Exercise details: Only an exact, line-for-line copy of the data will serve as the answer.

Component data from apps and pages
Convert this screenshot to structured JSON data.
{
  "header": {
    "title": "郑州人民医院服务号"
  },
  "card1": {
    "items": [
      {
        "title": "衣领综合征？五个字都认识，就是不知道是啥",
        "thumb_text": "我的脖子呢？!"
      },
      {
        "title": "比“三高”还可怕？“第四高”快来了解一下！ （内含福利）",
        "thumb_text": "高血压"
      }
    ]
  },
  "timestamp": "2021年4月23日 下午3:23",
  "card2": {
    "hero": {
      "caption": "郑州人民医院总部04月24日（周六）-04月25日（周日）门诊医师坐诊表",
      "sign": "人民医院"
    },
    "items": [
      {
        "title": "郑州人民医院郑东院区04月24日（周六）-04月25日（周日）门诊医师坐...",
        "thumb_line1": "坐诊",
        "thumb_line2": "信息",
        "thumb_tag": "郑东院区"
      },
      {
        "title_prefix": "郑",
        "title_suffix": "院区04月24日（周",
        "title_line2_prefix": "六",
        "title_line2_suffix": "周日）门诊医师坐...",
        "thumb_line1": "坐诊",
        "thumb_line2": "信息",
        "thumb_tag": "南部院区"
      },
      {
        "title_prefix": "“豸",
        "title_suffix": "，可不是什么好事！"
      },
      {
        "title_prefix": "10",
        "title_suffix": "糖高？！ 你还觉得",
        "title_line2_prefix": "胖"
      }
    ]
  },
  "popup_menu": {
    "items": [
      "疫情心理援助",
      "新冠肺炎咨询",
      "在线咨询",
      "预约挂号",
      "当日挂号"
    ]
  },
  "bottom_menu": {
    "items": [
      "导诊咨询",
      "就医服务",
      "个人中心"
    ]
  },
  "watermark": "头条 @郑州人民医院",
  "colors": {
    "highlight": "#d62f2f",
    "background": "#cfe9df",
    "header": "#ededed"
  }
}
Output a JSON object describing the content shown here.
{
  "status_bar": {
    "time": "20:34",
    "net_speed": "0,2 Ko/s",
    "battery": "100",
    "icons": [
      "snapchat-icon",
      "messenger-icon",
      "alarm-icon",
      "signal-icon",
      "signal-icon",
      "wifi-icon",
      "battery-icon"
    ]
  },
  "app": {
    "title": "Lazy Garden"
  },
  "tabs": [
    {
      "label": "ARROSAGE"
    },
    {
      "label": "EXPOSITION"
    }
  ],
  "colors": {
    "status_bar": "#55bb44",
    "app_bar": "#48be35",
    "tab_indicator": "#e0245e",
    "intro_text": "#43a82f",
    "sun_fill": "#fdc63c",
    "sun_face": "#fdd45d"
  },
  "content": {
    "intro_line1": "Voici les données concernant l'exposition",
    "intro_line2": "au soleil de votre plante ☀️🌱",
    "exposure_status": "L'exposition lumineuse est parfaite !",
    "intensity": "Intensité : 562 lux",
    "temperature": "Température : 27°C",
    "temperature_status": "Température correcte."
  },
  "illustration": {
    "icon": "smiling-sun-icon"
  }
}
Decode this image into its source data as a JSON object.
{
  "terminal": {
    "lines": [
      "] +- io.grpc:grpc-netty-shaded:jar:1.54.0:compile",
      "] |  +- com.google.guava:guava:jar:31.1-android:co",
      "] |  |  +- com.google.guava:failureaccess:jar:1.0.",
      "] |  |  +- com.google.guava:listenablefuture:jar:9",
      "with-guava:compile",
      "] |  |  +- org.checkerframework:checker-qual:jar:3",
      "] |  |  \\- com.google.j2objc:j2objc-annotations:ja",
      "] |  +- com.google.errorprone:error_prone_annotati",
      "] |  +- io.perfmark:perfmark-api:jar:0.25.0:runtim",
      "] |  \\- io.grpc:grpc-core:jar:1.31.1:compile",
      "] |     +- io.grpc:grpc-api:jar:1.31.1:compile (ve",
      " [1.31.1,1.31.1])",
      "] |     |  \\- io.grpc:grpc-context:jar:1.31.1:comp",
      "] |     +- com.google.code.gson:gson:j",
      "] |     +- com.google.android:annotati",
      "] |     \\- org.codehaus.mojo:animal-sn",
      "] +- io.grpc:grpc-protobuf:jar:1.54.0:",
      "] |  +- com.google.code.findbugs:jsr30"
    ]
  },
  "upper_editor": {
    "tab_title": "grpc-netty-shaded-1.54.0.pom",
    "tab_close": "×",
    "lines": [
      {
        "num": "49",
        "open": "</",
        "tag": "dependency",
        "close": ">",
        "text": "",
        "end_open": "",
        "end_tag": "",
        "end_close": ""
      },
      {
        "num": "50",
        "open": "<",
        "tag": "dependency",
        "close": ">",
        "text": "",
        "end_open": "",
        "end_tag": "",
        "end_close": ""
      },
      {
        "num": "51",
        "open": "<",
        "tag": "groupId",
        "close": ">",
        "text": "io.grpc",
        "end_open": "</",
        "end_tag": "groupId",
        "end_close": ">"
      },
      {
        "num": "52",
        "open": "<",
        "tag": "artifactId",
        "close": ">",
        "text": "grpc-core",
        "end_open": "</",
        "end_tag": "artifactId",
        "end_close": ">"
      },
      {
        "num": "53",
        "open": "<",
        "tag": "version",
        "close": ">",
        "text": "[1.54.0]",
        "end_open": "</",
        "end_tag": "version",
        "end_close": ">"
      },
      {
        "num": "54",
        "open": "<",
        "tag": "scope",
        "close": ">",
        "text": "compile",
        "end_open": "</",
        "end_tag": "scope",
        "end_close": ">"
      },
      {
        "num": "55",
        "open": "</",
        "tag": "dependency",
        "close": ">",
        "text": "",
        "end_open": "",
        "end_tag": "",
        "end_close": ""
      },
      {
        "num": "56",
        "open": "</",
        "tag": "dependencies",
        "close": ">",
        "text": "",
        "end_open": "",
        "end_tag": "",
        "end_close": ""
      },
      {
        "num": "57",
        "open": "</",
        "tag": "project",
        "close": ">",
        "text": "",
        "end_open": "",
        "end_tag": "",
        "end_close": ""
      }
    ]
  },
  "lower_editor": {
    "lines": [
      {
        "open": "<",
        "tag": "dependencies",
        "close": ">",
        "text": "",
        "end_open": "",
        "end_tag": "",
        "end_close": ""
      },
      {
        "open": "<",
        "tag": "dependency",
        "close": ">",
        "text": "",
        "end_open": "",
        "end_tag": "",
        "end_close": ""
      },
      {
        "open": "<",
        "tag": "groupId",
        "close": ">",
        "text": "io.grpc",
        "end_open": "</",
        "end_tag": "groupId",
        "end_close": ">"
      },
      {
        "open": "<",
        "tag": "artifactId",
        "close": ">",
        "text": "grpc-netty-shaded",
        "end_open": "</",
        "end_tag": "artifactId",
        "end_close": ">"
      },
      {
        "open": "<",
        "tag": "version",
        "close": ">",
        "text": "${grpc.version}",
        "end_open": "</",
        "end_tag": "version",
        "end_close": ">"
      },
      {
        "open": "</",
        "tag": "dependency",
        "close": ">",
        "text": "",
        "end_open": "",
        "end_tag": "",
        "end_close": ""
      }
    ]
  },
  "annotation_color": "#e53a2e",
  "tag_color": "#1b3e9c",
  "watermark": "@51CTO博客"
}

The completed task:
Convert this screenshot to structured JSON data.
{
  "header": {
    "title": "郑州人民医院服务号"
  },
  "card1": {
    "items": [
      {
        "title": "衣领综合征？五个字都认识，就是不知道是啥",
        "thumb_text": "我的脖子呢？!"
      },
      {
        "title": "比“三高”还可怕？“第四高”快来了解一下！ （内含福利）",
        "thumb_text": "高血压"
      }
    ]
  },
  "timestamp": "2021年4月23日 下午3:23",
  "card2": {
    "hero": {
      "caption": "郑州人民医院总部04月24日（周六）-04月25日（周日）门诊医师坐诊表",
      "sign": "人民医院"
    },
    "items": [
      {
        "title": "郑州人民医院郑东院区04月24日（周六）-04月25日（周日）门诊医师坐...",
        "thumb_line1": "坐诊",
        "thumb_line2": "信息",
        "thumb_tag": "郑东院区"
      },
      {
        "title_prefix": "郑",
        "title_suffix": "院区04月24日（周",
        "title_line2_prefix": "六",
        "title_line2_suffix": "周日）门诊医师坐...",
        "thumb_line1": "坐诊",
        "thumb_line2": "信息",
        "thumb_tag": "南部院区"
      },
      {
        "title_prefix": "“豸",
        "title_suffix": "，可不是什么好事！"
      },
      {
        "title_prefix": "10",
        "title_suffix": "糖高？！ 你还觉得",
        "title_line2_prefix": "胖"
      }
    ]
  },
  "popup_menu": {
    "items": [
      "疫情心理援助",
      "新冠肺炎咨询",
      "在线咨询",
      "预约挂号",
      "当日挂号"
    ]
  },
  "bottom_menu": {
    "items": [
      "导诊咨询",
      "就医服务",
      "个人中心"
    ]
  },
  "watermark": "头条 @郑州人民医院",
  "colors": {
    "highlight": "#d62f2f",
    "background": "#cfe9df",
    "header": "#ededed"
  }
}
Output a JSON object describing the content shown here.
{
  "status_bar": {
    "time": "20:34",
    "net_speed": "0,2 Ko/s",
    "battery": "100",
    "icons": [
      "snapchat-icon",
      "messenger-icon",
      "alarm-icon",
      "signal-icon",
      "signal-icon",
      "wifi-icon",
      "battery-icon"
    ]
  },
  "app": {
    "title": "Lazy Garden"
  },
  "tabs": [
    {
      "label": "ARROSAGE"
    },
    {
      "label": "EXPOSITION"
    }
  ],
  "colors": {
    "status_bar": "#55bb44",
    "app_bar": "#48be35",
    "tab_indicator": "#e0245e",
    "intro_text": "#43a82f",
    "sun_fill": "#fdc63c",
    "sun_face": "#fdd45d"
  },
  "content": {
    "intro_line1": "Voici les données concernant l'exposition",
    "intro_line2": "au soleil de votre plante ☀️🌱",
    "exposure_status": "L'exposition lumineuse est parfaite !",
    "intensity": "Intensité : 562 lux",
    "temperature": "Température : 27°C",
    "temperature_status": "Température correcte."
  },
  "illustration": {
    "icon": "smiling-sun-icon"
  }
}
Decode this image into its source data as a JSON object.
{
  "terminal": {
    "lines": [
      "] +- io.grpc:grpc-netty-shaded:jar:1.54.0:compile",
      "] |  +- com.google.guava:guava:jar:31.1-android:co",
      "] |  |  +- com.google.guava:failureaccess:jar:1.0.",
      "] |  |  +- com.google.guava:listenablefuture:jar:9",
      "with-guava:compile",
      "] |  |  +- org.checkerframework:checker-qual:jar:3",
      "] |  |  \\- com.google.j2objc:j2objc-annotations:ja",
      "] |  +- com.google.errorprone:error_prone_annotati",
      "] |  +- io.perfmark:perfmark-api:jar:0.25.0:runtim",
      "] |  \\- io.grpc:grpc-core:jar:1.31.1:compile",
      "] |     +- io.grpc:grpc-api:jar:1.31.1:compile (ve",
      " [1.31.1,1.31.1])",
      "] |     |  \\- io.grpc:grpc-context:jar:1.31.1:comp",
      "] |     +- com.google.code.gson:gson:j",
      "] |     +- com.google.android:annotati",
      "] |     \\- org.codehaus.mojo:animal-sn",
      "] +- io.grpc:grpc-protobuf:jar:1.54.0:",
      "] |  +- com.google.code.findbugs:jsr30"
    ]
  },
  "upper_editor": {
    "tab_title": "grpc-netty-shaded-1.54.0.pom",
    "tab_close": "×",
    "lines": [
      {
        "num": "49",
        "open": "</",
        "tag": "dependency",
        "close": ">",
        "text": "",
        "end_open": "",
        "end_tag": "",
        "end_close": ""
      },
      {
        "num": "50",
        "open": "<",
        "tag": "dependency",
        "close": ">",
        "text": "",
        "end_open": "",
        "end_tag": "",
        "end_close": ""
      },
      {
        "num": "51",
        "open": "<",
        "tag": "groupId",
        "close": ">",
        "text": "io.grpc",
        "end_open": "</",
        "end_tag": "groupId",
        "end_close": ">"
      },
      {
        "num": "52",
        "open": "<",
        "tag": "artifactId",
        "close": ">",
        "text": "grpc-core",
        "end_open": "</",
        "end_tag": "artifactId",
        "end_close": ">"
      },
      {
        "num": "53",
        "open": "<",
        "tag": "version",
        "close": ">",
        "text": "[1.54.0]",
        "end_open": "</",
        "end_tag": "version",
        "end_close": ">"
      },
      {
        "num": "54",
        "open": "<",
        "tag": "scope",
        "close": ">",
        "text": "compile",
        "end_open": "</",
        "end_tag": "scope",
        "end_close": ">"
      },
      {
        "num": "55",
        "open": "</",
        "tag": "dependency",
        "close": ">",
        "text": "",
        "end_open": "",
        "end_tag": "",
        "end_close": ""
      },
      {
        "num": "56",
        "open": "</",
        "tag": "dependencies",
        "close": ">",
        "text": "",
        "end_open": "",
        "end_tag": "",
        "end_close": ""
      },
      {
        "num": "57",
        "open": "</",
        "tag": "project",
        "close": ">",
        "text": "",
        "end_open": "",
        "end_tag": "",
        "end_close": ""
      }
    ]
  },
  "lower_editor": {
    "lines": [
      {
        "open": "<",
        "tag": "dependencies",
        "close": ">",
        "text": "",
        "end_open": "",
        "end_tag": "",
        "end_close": ""
      },
      {
        "open": "<",
        "tag": "dependency",
        "close": ">",
        "text": "",
        "end_open": "",
        "end_tag": "",
        "end_close": ""
      },
      {
        "open": "<",
        "tag": "groupId",
        "close": ">",
        "text": "io.grpc",
        "end_open": "</",
        "end_tag": "groupId",
        "end_close": ">"
      },
      {
        "open": "<",
        "tag": "artifactId",
        "close": ">",
        "text": "grpc-netty-shaded",
        "end_open": "</",
        "end_tag": "artifactId",
        "end_close": ">"
      },
      {
        "open": "<",
        "tag": "version",
        "close": ">",
        "text": "${grpc.version}",
        "end_open": "</",
        "end_tag": "version",
        "end_close": ">"
      },
      {
        "open": "</",
        "tag": "dependency",
        "close": ">",
        "text": "",
        "end_open": "",
        "end_tag": "",
        "end_close": ""
      }
    ]
  },
  "annotation_color": "#e53a2e",
  "tag_color": "#1b3e9c",
  "watermark": "@51CTO博客"
}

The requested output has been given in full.